*** Begin section ***
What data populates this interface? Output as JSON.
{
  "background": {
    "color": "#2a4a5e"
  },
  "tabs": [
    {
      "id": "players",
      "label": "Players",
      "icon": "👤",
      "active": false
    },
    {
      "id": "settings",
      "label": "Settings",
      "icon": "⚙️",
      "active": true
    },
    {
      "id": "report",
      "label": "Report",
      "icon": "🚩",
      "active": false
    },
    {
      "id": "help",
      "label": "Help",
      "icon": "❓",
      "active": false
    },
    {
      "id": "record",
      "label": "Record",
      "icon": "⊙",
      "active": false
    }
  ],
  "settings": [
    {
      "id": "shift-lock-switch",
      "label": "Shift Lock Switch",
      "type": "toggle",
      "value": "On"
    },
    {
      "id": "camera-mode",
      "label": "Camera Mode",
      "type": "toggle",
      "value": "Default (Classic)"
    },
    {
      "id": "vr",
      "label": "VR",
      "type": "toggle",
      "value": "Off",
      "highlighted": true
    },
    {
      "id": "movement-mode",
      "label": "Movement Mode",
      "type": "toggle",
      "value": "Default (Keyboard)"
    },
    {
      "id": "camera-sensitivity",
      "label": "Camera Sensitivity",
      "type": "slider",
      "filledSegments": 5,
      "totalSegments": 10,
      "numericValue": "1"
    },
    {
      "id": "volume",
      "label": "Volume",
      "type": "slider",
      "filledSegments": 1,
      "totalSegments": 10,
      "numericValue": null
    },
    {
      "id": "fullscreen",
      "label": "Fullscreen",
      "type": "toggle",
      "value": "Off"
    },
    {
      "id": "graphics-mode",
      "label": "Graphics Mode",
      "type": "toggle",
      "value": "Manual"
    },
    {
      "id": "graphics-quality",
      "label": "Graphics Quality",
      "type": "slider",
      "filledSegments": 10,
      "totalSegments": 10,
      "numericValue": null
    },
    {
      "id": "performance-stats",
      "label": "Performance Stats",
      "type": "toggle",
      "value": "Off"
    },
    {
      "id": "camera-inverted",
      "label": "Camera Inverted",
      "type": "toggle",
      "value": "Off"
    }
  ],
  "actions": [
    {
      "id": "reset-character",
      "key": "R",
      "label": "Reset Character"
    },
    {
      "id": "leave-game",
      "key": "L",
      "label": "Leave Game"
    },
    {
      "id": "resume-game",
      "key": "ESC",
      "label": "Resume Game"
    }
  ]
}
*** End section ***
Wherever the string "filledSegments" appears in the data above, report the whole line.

=== Task response ===
      "filledSegments": 5,
      "filledSegments": 1,
      "filledSegments": 10,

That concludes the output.